**TASK DETAILS**
Gather all lines in the entries below that include the word "office".

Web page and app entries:
▼

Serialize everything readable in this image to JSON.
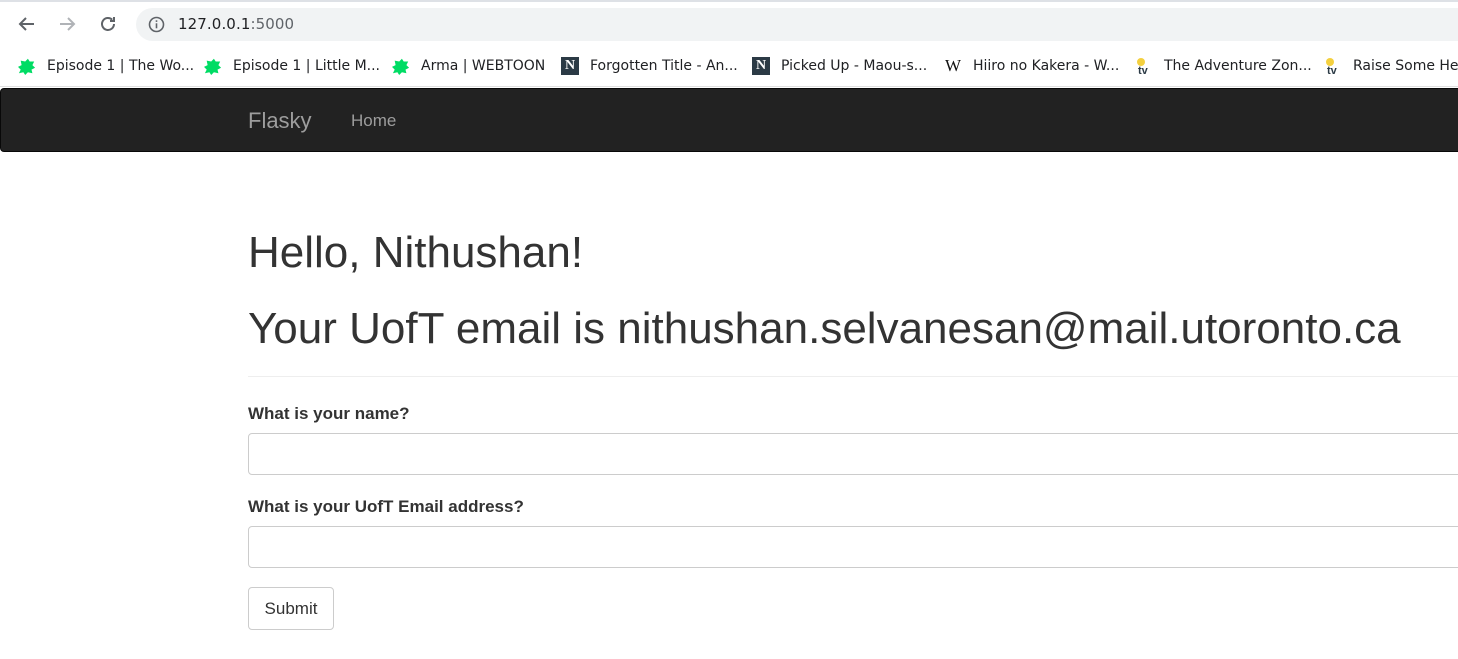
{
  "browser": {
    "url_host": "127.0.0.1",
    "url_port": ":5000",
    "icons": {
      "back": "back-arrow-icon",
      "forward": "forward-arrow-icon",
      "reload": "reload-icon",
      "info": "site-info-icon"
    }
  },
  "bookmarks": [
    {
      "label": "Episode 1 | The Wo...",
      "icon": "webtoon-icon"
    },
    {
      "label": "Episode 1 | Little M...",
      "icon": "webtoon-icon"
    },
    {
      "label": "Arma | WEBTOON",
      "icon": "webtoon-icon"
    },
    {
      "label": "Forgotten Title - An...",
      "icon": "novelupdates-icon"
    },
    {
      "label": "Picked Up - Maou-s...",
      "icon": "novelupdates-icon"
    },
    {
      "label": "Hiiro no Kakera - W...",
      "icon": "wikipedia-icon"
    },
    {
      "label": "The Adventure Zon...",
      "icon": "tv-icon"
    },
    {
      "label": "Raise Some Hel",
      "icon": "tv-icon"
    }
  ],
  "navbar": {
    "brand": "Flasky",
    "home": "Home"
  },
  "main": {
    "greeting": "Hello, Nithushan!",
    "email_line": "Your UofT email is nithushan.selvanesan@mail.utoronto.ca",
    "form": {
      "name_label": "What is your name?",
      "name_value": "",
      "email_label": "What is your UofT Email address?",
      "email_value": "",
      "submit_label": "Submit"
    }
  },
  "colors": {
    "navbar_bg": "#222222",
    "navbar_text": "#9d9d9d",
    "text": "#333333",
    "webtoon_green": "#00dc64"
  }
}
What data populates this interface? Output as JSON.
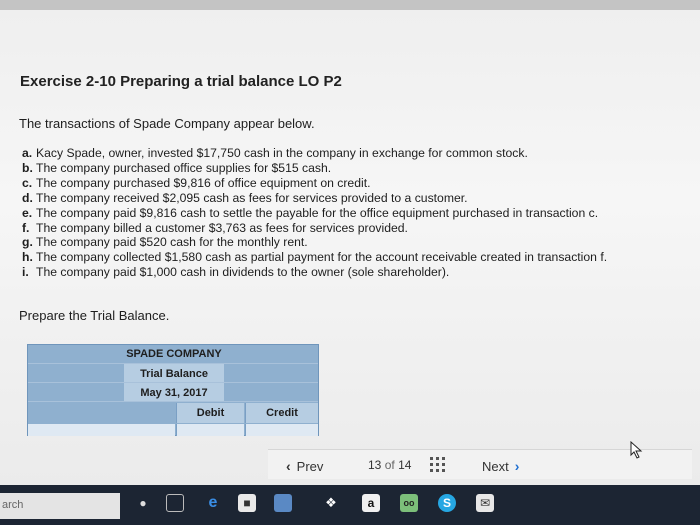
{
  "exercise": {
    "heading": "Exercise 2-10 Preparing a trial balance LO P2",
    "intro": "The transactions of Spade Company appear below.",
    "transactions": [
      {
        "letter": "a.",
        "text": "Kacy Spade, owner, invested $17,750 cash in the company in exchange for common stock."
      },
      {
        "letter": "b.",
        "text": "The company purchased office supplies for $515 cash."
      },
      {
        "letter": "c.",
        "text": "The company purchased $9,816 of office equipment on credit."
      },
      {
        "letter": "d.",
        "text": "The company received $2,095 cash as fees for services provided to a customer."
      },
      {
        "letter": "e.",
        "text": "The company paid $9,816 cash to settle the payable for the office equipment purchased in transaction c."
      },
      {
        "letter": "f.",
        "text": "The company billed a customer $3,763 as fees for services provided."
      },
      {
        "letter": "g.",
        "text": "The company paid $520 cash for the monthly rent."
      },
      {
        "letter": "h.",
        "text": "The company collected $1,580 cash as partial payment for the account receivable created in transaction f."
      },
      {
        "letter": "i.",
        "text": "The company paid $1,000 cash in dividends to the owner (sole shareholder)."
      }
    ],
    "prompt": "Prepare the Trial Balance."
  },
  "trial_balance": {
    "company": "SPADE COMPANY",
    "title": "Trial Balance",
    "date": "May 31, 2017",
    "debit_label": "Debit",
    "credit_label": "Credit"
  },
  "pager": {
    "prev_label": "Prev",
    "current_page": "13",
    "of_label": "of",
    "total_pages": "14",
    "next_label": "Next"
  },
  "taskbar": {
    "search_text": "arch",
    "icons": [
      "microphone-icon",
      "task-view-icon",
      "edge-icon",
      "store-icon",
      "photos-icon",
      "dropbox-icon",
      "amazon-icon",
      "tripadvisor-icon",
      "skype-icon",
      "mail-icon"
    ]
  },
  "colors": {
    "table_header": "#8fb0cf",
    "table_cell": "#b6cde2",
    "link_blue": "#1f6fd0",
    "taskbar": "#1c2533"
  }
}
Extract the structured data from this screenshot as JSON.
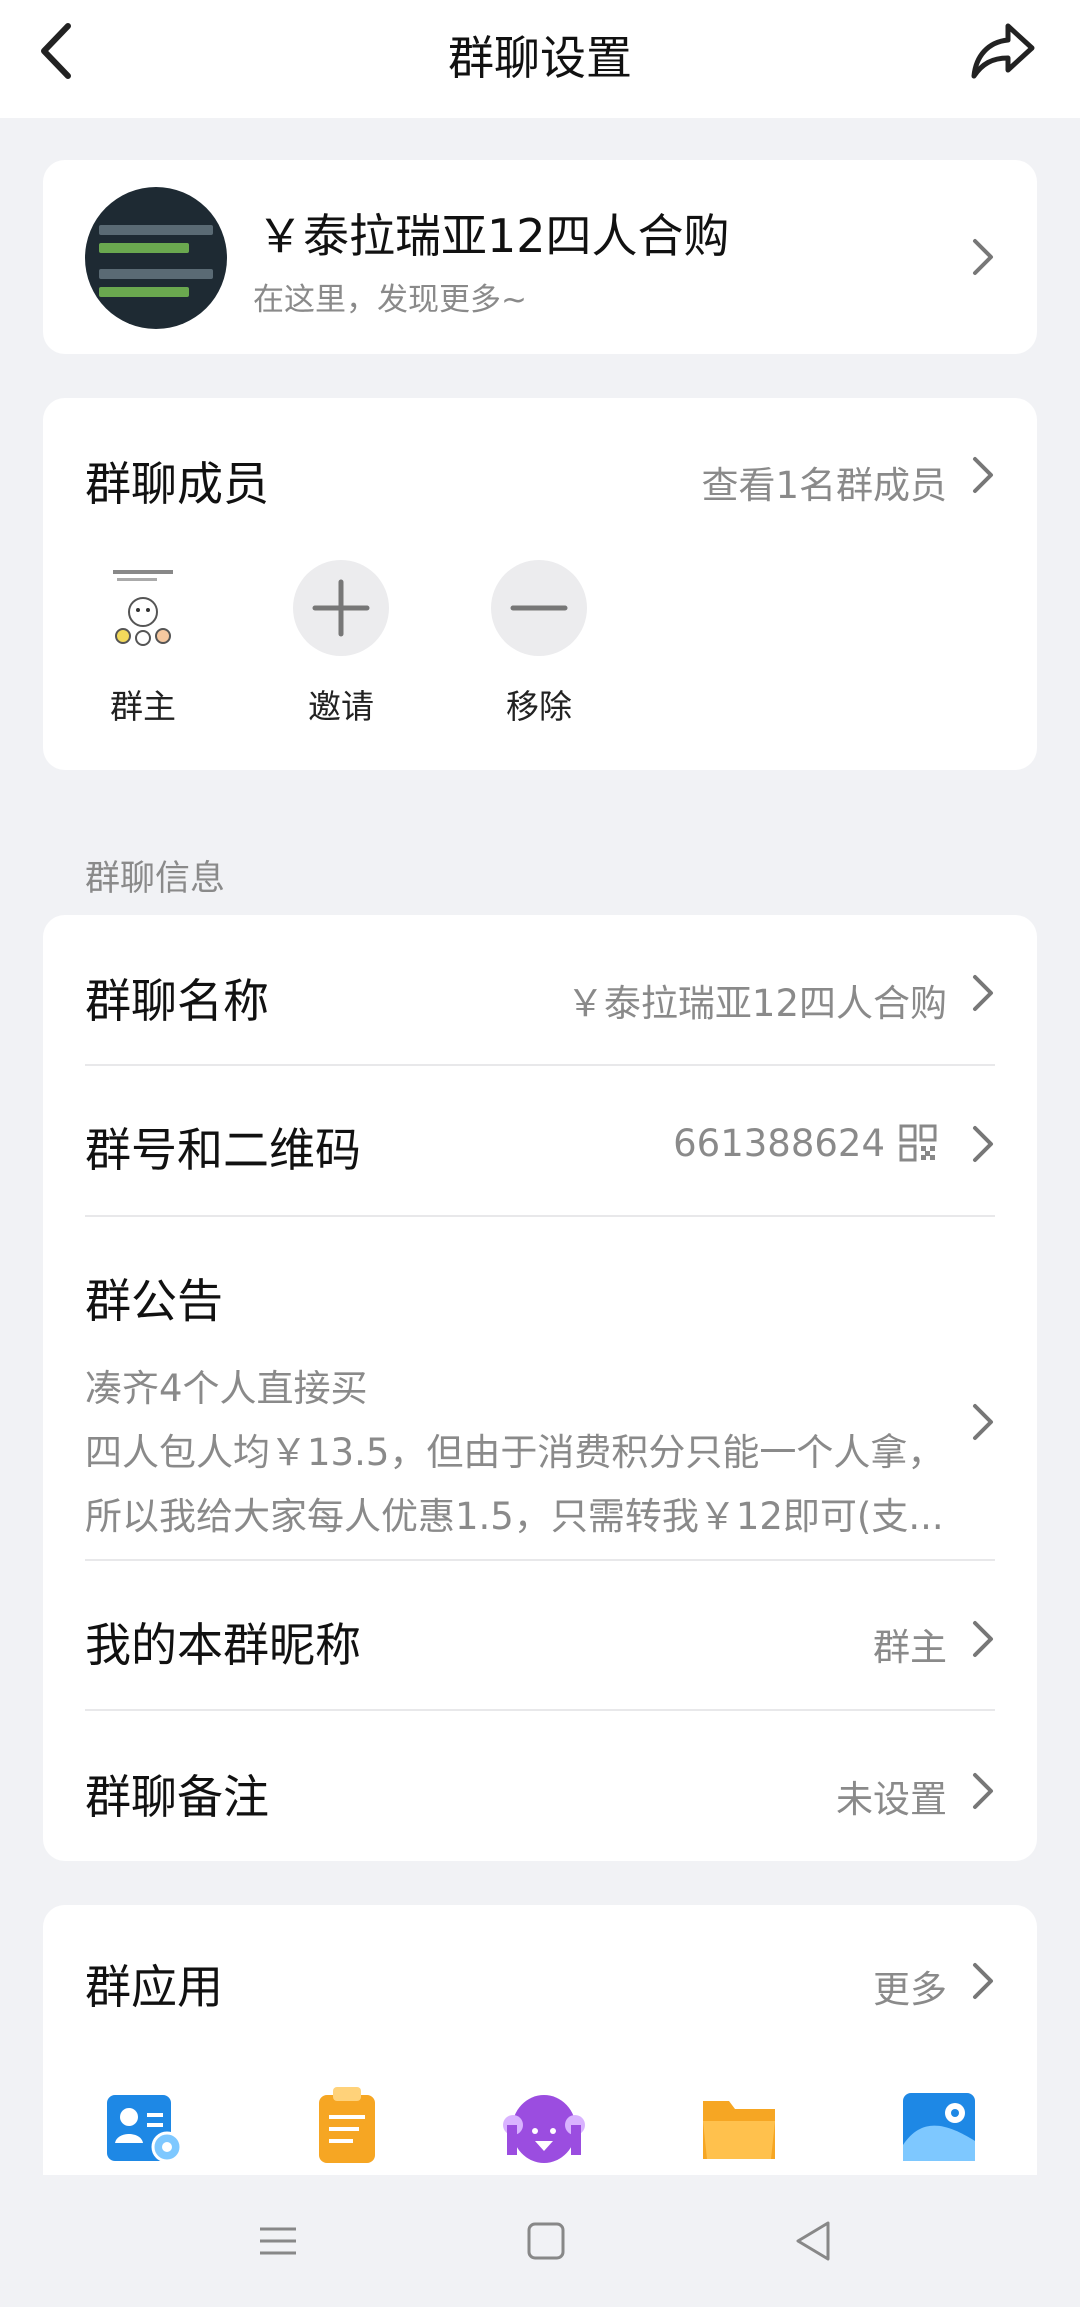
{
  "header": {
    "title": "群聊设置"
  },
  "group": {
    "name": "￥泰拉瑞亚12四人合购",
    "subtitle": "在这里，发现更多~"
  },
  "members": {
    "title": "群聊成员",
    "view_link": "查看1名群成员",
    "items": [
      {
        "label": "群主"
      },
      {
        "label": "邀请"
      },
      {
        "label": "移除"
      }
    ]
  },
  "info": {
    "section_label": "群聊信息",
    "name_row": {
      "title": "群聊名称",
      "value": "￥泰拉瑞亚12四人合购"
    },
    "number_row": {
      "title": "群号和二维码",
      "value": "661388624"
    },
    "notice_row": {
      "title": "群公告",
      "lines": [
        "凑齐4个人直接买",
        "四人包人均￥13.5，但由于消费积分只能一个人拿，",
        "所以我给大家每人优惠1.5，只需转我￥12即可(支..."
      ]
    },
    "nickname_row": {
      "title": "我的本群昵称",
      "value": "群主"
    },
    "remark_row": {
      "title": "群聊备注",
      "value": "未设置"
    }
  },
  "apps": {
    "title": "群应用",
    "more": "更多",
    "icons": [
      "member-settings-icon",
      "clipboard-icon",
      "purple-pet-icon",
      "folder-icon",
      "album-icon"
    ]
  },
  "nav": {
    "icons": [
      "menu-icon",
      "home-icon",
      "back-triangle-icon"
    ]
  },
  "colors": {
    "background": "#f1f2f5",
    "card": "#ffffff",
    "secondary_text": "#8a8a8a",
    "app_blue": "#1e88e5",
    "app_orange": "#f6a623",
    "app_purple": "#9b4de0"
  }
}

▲

**RESPONSE FOR THIS EXERCISE**
        "text": "The company purchased office supplies for $515 cash."
        "text": "The company purchased $9,816 of office equipment on credit."
        "text": "The company paid $9,816 cash to settle the payable for the office equipment purchased in transaction c."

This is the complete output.